European stocks rose on Tuesday as oil prices steadied, supporting energy shares, after first tumbling when Iran and six world powers reached an agreement on Tehran’s nuclear programme.
Investors’ belief that Greece will pass reforms in order to get a new bailout also enabled European stocks to record a fifth day of gains, even though Greek Prime Minister Alexis Tsipras faces opposition over the austerity plan.
“There’s been a lot of progress on Greece after the weekend and that is one of the reasons why traders are continuing to buy into this market,” said Thames Capital Markets strategist Nav Banwait.
The STOXX Europe Oil & Gas Index rose 0.8 percent, with Statoil among the best performers in percentage terms on the pan-European FTSEurofirst 300 index.
The FTSEurofirst closed up 0.5 percent at 1,580.34 points, the fifth day in a row in which it has risen.
The euro zone’s blue-chip Euro STOXX 50 index advanced 0.5 percent while German internet company United Internet rose 2.9 percent after a price target upgrade from Deutsche Bank.
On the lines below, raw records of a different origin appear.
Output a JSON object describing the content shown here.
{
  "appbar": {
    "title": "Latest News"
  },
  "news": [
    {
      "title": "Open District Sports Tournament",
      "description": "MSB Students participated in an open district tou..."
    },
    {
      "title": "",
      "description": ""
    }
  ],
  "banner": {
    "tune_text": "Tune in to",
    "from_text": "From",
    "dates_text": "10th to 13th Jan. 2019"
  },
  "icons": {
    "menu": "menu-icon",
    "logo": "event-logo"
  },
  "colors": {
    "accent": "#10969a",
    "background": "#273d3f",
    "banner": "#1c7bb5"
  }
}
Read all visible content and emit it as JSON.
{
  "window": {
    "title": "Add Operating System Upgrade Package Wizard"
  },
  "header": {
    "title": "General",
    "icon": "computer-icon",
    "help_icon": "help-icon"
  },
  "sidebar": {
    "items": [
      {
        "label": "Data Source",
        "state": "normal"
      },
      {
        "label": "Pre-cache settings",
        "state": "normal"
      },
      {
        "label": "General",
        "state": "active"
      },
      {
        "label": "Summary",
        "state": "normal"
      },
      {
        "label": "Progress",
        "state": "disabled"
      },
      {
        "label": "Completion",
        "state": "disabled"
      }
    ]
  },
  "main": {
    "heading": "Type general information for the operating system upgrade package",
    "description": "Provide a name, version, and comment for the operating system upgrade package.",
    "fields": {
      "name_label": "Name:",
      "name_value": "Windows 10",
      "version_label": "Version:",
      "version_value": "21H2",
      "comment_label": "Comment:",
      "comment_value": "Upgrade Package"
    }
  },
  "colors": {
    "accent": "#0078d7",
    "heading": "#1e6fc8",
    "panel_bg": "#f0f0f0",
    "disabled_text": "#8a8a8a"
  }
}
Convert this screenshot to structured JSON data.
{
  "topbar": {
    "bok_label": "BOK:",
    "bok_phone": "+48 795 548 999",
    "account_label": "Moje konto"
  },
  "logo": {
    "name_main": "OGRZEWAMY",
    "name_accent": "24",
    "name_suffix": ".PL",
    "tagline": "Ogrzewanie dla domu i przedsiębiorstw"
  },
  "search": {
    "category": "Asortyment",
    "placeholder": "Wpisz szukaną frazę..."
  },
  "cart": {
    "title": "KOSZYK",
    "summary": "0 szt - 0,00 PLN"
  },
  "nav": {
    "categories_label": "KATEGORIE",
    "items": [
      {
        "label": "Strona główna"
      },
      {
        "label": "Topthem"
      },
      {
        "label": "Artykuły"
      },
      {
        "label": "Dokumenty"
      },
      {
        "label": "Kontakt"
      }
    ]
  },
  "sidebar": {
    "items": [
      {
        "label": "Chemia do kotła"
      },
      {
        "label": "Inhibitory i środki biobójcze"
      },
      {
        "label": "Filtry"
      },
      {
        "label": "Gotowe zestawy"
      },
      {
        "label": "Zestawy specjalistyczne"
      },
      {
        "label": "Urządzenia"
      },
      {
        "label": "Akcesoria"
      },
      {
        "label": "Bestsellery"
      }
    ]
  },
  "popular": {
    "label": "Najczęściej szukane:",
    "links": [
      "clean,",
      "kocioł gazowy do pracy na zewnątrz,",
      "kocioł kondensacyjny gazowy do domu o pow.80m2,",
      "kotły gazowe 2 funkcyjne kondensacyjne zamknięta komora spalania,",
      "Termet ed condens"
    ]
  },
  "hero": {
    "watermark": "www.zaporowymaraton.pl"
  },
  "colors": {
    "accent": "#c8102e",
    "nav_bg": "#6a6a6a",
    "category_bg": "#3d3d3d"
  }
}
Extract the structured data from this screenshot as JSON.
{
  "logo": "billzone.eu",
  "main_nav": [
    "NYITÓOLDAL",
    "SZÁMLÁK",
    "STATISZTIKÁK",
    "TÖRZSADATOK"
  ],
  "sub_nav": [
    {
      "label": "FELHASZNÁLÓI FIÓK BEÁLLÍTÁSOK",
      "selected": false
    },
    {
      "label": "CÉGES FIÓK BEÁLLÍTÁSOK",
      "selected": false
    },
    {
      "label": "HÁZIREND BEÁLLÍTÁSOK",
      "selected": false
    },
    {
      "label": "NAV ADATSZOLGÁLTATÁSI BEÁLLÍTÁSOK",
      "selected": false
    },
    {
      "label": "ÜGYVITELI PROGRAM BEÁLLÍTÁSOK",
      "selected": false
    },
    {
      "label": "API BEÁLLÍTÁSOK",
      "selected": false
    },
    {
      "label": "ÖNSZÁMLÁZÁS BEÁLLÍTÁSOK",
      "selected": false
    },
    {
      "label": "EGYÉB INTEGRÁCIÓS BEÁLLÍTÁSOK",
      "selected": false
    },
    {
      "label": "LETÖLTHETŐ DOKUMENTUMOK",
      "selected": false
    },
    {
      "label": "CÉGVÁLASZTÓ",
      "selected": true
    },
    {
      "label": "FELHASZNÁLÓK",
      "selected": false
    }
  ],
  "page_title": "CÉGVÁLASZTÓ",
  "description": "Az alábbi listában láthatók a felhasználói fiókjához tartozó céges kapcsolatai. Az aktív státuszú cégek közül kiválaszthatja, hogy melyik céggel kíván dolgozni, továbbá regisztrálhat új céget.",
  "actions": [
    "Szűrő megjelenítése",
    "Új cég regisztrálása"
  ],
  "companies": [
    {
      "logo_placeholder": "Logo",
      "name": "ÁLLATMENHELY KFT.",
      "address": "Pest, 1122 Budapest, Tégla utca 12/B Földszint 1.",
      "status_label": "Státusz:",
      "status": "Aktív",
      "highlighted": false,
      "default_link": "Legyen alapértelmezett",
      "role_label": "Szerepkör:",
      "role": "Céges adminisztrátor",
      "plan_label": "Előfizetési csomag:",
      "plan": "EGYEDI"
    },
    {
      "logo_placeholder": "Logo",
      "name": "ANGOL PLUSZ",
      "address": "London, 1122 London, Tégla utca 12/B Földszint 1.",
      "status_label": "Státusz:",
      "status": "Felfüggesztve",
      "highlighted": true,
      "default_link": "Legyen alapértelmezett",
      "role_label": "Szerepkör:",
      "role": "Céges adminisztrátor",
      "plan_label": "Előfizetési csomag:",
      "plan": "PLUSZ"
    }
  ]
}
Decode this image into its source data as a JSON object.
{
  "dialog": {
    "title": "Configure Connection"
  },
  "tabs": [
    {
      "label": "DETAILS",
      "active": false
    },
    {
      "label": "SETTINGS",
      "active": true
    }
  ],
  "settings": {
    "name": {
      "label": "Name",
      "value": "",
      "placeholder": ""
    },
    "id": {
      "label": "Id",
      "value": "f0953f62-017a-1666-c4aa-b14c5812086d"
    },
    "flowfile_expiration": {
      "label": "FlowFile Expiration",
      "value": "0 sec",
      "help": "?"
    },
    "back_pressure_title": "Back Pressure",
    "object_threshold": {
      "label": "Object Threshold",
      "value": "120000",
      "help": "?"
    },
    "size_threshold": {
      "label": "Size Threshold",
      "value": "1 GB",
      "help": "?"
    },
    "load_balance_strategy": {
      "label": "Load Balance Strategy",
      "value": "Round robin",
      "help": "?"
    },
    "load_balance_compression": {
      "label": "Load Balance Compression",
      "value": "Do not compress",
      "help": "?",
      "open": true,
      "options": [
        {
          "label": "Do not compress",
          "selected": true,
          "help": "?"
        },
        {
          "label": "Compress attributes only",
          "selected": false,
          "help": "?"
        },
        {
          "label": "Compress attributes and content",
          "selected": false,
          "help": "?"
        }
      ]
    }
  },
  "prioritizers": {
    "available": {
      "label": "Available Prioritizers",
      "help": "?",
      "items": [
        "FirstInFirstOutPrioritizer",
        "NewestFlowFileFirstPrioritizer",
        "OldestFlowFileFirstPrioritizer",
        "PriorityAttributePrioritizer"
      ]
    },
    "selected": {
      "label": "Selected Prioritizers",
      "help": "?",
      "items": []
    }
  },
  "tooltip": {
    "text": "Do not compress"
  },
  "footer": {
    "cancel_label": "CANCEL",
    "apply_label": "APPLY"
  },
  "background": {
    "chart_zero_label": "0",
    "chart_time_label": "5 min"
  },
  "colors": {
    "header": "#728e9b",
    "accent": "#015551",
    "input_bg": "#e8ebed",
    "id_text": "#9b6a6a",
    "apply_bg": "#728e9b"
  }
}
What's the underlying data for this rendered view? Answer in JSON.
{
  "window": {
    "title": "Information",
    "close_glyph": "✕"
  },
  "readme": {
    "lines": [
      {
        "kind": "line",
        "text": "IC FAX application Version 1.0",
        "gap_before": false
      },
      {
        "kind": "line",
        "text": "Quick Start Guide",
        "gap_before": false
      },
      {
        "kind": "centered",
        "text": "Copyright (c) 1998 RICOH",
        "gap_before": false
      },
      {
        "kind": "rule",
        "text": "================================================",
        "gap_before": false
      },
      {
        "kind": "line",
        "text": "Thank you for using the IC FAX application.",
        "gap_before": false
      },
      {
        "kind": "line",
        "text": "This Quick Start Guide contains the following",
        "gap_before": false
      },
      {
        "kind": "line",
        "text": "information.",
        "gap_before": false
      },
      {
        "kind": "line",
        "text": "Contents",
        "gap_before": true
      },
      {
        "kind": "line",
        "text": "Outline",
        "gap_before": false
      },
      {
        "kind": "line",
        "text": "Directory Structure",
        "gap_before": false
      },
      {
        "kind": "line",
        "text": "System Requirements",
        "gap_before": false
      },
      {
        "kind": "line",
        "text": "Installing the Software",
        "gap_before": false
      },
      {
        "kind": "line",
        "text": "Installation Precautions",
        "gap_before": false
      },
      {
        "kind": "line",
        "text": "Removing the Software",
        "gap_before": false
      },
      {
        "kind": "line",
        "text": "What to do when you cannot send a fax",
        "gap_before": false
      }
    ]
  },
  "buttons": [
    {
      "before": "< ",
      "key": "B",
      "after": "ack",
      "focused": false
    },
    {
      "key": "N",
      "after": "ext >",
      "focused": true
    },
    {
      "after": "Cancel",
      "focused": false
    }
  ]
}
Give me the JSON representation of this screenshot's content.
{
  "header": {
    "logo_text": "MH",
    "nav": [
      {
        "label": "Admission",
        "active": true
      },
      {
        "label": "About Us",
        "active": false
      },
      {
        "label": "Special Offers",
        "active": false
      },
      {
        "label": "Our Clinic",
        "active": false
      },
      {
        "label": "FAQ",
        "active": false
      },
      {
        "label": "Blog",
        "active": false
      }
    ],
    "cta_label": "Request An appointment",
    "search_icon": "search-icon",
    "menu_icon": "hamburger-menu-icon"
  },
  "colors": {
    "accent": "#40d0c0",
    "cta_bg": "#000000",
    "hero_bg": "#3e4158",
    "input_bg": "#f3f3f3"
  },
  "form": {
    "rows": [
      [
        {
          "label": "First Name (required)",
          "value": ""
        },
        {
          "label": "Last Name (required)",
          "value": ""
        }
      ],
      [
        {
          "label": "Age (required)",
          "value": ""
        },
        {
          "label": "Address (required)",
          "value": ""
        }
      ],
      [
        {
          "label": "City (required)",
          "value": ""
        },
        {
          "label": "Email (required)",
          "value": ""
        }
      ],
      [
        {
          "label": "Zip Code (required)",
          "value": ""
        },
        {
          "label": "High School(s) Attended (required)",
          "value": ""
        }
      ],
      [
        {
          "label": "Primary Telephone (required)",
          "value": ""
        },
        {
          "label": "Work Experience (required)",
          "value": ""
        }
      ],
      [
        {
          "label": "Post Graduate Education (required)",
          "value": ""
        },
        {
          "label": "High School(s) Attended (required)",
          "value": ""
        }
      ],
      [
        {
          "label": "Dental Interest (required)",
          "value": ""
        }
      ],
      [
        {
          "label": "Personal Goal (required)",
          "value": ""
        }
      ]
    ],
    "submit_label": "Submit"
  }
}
But carmakers fell as JP Morgan cut forecasts on China’s auto market, a day after a profit warning from Brilliance China Automotive Holdings, which makes BMW cars in China.
JP Morgan also reduced its price target on Volkswagen , whose shares declined by 2.1 percent.
The FTSEurofirst is up around 15 percent since the start of 2015 while the Euro STOXX 50 is up 14 percent, with economic stimulus measures from the European Central Bank (ECB) having helped to support markets despite the worries over Greece.
($1 = 0.9059 euros)